Can a Family Caregiver be Paid? Yes. But the parties must reach a formal written agreement first, before compensation is paid for caregiving. An agreement should cover areas such as personal care, financial management, and health care advocacy.
Why use a caregiver agreement? First, especially when dealing with families, a formal agreement helps the parties understand their responsibilities to one another. The expectations are clear. Second, compensating a caregiver reduces resentment and burnout for the caregiver. Third, it can help an elder feel independent and less of a burden on loved ones. Fourth, its a great device for assisting with Medicaid spend down and obtaining Veterans Aid and Attendance benefits.
Have an attorney draw up a caregiver agreement for you that covers those and other areas: the caregiver’s responsibilities, the elder’s responsibilities, the compensation to be paid, the employment relationship, responsibility for taxes; termination provisions, and advocacy in other settings, such as Assisted Living or a nursing home, and liability for injuries. Caregiver agreements can also be helpful in shared living situations by establishing a formal approach to budgeting for the household.
In Tennessee, our law sees caregiving by a family member as gratuitous in the absence of a written agreement. And, when a party applies for TennCare/Mediciad to provide benefits for long term care under traditional program or CHOICES, payments to a family member during the five years before application may be categorized as a gift for which a penalty may be applied. The penalty would be a time period during which the applicant is denied benefits. The length of the penalty depends on the amount of money transferred to the family member. An elder may avoid a penalty by using a properly drafted caregiver agreement, showing invoices for services rendered, and producing a calendar or journal to document care provided.
A caregiver agreement can also be helpful for a veteran or surviving spouse whose unreimbursed medical expenses (UMEs) do not exceed income. Paying a caregiver for care under an agreement that meets VA’s requirements, can increase UMEs to access benefits.

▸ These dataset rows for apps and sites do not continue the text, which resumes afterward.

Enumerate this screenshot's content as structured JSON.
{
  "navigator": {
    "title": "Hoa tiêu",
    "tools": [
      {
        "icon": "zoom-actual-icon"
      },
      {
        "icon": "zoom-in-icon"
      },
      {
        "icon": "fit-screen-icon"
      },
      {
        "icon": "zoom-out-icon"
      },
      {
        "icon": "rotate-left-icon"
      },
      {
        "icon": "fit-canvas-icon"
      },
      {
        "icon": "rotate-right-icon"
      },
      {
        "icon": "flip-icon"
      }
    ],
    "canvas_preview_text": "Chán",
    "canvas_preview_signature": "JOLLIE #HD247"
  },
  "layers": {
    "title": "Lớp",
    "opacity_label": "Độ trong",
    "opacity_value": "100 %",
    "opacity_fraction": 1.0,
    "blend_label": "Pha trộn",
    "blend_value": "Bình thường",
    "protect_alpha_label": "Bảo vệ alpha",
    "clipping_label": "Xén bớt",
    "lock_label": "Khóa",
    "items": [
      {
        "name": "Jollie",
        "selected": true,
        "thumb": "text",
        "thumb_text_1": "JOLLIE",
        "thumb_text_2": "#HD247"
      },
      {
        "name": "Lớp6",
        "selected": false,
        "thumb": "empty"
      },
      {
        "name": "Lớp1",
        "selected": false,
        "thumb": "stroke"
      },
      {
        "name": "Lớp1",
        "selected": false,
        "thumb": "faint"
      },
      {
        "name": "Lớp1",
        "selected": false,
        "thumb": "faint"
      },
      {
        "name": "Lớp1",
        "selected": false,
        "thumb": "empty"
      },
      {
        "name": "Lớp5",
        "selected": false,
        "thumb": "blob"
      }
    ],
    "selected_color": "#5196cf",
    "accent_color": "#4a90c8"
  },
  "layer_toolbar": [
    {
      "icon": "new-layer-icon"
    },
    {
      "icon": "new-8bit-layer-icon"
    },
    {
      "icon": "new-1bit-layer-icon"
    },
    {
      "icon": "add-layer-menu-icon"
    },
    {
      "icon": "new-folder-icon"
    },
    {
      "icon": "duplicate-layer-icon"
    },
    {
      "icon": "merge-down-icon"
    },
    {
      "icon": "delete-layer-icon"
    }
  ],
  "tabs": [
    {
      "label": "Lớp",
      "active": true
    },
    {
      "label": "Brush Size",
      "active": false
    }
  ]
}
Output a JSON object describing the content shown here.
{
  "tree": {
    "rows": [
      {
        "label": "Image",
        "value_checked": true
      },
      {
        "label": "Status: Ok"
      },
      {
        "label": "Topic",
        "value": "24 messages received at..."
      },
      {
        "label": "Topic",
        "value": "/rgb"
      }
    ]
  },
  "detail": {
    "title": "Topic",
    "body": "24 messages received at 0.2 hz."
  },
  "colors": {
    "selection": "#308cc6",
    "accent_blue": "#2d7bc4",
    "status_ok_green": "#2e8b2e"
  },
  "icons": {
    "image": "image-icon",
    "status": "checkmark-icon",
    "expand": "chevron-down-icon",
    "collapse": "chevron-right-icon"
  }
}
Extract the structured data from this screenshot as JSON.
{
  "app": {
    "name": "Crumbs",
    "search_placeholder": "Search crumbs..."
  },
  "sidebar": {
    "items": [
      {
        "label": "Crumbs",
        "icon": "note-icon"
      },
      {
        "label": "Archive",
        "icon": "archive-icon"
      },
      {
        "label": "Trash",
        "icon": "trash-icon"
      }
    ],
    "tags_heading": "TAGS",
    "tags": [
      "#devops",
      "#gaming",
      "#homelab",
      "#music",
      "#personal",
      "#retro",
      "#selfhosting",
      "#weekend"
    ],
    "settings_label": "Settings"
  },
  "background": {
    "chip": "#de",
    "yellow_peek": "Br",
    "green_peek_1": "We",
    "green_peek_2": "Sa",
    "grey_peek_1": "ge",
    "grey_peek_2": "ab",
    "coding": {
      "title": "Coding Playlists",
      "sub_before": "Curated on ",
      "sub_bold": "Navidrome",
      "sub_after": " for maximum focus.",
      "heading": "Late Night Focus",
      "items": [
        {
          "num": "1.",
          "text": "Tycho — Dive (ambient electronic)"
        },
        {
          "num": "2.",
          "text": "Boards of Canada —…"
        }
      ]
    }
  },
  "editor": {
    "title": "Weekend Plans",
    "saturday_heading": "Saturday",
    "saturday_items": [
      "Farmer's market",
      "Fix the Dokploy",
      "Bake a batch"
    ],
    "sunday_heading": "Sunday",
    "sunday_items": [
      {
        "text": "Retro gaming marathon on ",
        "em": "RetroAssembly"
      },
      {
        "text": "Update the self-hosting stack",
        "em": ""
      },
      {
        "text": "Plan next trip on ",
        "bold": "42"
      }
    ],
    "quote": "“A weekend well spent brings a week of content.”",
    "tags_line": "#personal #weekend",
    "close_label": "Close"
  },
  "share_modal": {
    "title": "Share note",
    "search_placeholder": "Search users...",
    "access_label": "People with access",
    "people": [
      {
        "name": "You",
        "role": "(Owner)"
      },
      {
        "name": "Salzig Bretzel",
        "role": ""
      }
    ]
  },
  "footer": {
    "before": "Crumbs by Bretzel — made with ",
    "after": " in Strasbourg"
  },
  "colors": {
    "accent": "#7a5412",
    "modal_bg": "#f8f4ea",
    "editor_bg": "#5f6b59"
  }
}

Of course, in any employment relationship, income and employment taxes must be considered and paid. Be sure to obtain tax advice. If an elder pays more than $1700 to a household employee in 2011, the elder must withhold for social security and Medicare taxes. If the elder pays more than $1000 to a household employee, the elder will need to pay federal and perhaps state unemployment tax. Failure to withhold or pay these taxes may result in the elder being responsible for the employer and employee’s tax due. But do not be discouraged about these details. An accountant can set up a payroll and withholding procedure for you at a reasonable fee.